The process officially began with our staff and school administration looking around the school compound to try and determine the best location for a new rainwater catchment tank. This needed to be the best site with good, clean roofing to catch the rainwater.

Then, we cleared the site: excavating the soil within the required measurements to make level ground for the tank foundation. The foundation was cast by laying hardcore on a level ground and then reinforcing it using steel, concrete and waterproof cement.

Both the drawing pipe as well as the washout pipe were affixed as the foundation was lain. The wall was built with ferro-cement techniques through six layers. The inner wall was plastered while rough casting was done on the outer part. Finally, the catchment area was dug, plastered, and a staircase installed.

Dome construction could begin after the superstructure had been given enough time to settle. The manhole cover was fitted, inlet pipes were connected to the roof gutters, inlet screens, ventilation pipes (breathers) and overflow pipes were all done to standards.

Working together on the dome structure before attaching it to the tank wall.

Once finished, the tank was given three to four weeks to undergo complete curing before it was cleaned and handed over to Shamalago Primary School. There were smiles all around as students and staff witnessed water coming from the tap for the first time!
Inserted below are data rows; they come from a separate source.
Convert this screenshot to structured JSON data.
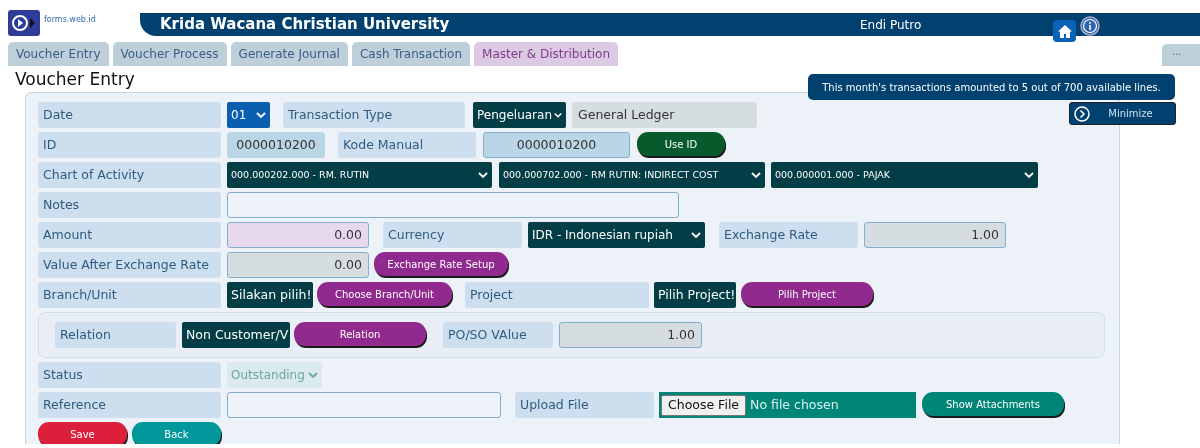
{
  "header": {
    "logo_text": "forms.web.id",
    "title": "Krida Wacana Christian University",
    "user": "Endi Putro"
  },
  "tabs": [
    {
      "label": "Voucher Entry",
      "selected": false,
      "color": "#bdd0da"
    },
    {
      "label": "Voucher Process",
      "selected": false,
      "color": "#bdd0da"
    },
    {
      "label": "Generate Journal",
      "selected": false,
      "color": "#bdd0da"
    },
    {
      "label": "Cash Transaction",
      "selected": false,
      "color": "#bdd0da"
    },
    {
      "label": "Master & Distribution",
      "selected": false,
      "color": "#dcc9e4"
    }
  ],
  "overflow_tab": {
    "label": "..."
  },
  "page_title": "Voucher Entry",
  "notice": "This month's transactions amounted to 5 out of 700 available lines.",
  "minimize_button": "Minimize",
  "form": {
    "rows": [
      {
        "boxed": false,
        "items": [
          {
            "kind": "label",
            "text": "Date"
          },
          {
            "kind": "select",
            "text": "01",
            "color": "#0b5fb0",
            "disabled": false
          },
          {
            "kind": "label",
            "text": "Transaction Type"
          },
          {
            "kind": "select",
            "text": "Pengeluaran",
            "color": "#033e47",
            "disabled": false
          },
          {
            "kind": "text-input",
            "value": "General Ledger",
            "color": "#d6dde1"
          }
        ]
      },
      {
        "boxed": false,
        "items": [
          {
            "kind": "id-box",
            "value": "0000010200"
          },
          {
            "kind": "label",
            "text": "Kode Manual"
          },
          {
            "kind": "code-input",
            "value": "0000010200",
            "color": "#bad5e6"
          },
          {
            "kind": "button",
            "text": "Use ID",
            "color": "#075a2b"
          }
        ],
        "label": "ID"
      },
      {
        "boxed": false,
        "items": [
          {
            "kind": "select",
            "text": "000.000202.000 - RM. RUTIN",
            "color": "#033e47",
            "disabled": false
          },
          {
            "kind": "select",
            "text": "000.000702.000 - RM RUTIN: INDIRECT COST",
            "color": "#033e47",
            "disabled": false
          },
          {
            "kind": "select",
            "text": "000.000001.000 - PAJAK",
            "color": "#033e47",
            "disabled": false
          }
        ],
        "label": "Chart of Activity"
      },
      {
        "boxed": false,
        "items": [
          {
            "kind": "text-input",
            "color": "#edf2f9"
          }
        ],
        "label": "Notes"
      },
      {
        "boxed": false,
        "items": [
          {
            "kind": "number-input",
            "value": "0.00",
            "color": "#e8d8ee"
          },
          {
            "kind": "label",
            "text": "Currency"
          },
          {
            "kind": "select",
            "text": "IDR - Indonesian rupiah",
            "color": "#033e47",
            "disabled": false
          },
          {
            "kind": "label",
            "text": "Exchange Rate"
          },
          {
            "kind": "number-input",
            "value": "1.00",
            "color": "#d6dde1"
          }
        ],
        "label": "Amount"
      },
      {
        "boxed": false,
        "items": [
          {
            "kind": "number-input",
            "value": "0.00",
            "color": "#d6dde1"
          },
          {
            "kind": "button",
            "text": "Exchange Rate Setup",
            "color": "#912a8e"
          }
        ],
        "label": "Value After Exchange Rate"
      },
      {
        "boxed": false,
        "items": [
          {
            "kind": "picker-value",
            "text": "Silakan pilih!"
          },
          {
            "kind": "button",
            "text": "Choose Branch/Unit",
            "color": "#912a8e"
          },
          {
            "kind": "label",
            "text": "Project"
          },
          {
            "kind": "picker-value",
            "text": "Pilih Project!"
          },
          {
            "kind": "button",
            "text": "Pilih Project",
            "color": "#912a8e"
          }
        ],
        "label": "Branch/Unit"
      },
      {
        "boxed": true,
        "items": [
          {
            "kind": "label",
            "text": "Relation"
          },
          {
            "kind": "picker-value",
            "text": "Non Customer/V"
          },
          {
            "kind": "button",
            "text": "Relation",
            "color": "#912a8e"
          },
          {
            "kind": "label",
            "text": "PO/SO VAlue"
          },
          {
            "kind": "number-input",
            "value": "1.00",
            "color": "#d6dde1"
          }
        ]
      },
      {
        "boxed": false,
        "items": [
          {
            "kind": "select",
            "text": "Outstanding",
            "color": "#dbeaed",
            "disabled": true
          }
        ],
        "label": "Status"
      },
      {
        "boxed": false,
        "items": [
          {
            "kind": "text-input",
            "color": "#edf2f9"
          },
          {
            "kind": "label",
            "text": "Upload File"
          },
          {
            "kind": "file",
            "button": "Choose File",
            "text": "No file chosen"
          },
          {
            "kind": "button",
            "text": "Show Attachments",
            "color": "#008577"
          }
        ],
        "label": "Reference"
      },
      {
        "boxed": false,
        "items": [
          {
            "kind": "button",
            "text": "Save",
            "color": "#dc1f3b"
          },
          {
            "kind": "button",
            "text": "Back",
            "color": "#00989a"
          }
        ]
      }
    ]
  }
}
“We sure suffered a lot carrying drinking water from home and fetching water to bring to school!” 15-year-old Delight Luvandwa exclaimed.

“The tank will relieve us of the water shortages that haunted us for so long. As a girl, I know what water means to me in terms of maintaining personal hygiene. It will help us to wash our hands! The feeling of being clean complements and boosts my confidence in school as I work on other things with my classmates.”


The Water Project : 21-kenya18024-delight-luvandwa


Project Photos


Project Type

Rainwater Catchment

Rainwater is collected off strategic areas of a roof, enters a custom guttering system (which filters out debris) and leads to a storage tank. Tanks can vary in sizes and are determined by population and average rainfall patterns. Water can be stored for months, is easily treated in the tank, and is accessible through taps. These projects are implemented at schools with proper roof lines and gutter systems to make them successful.



Contributors

Project Sponsor - Pineapple Fund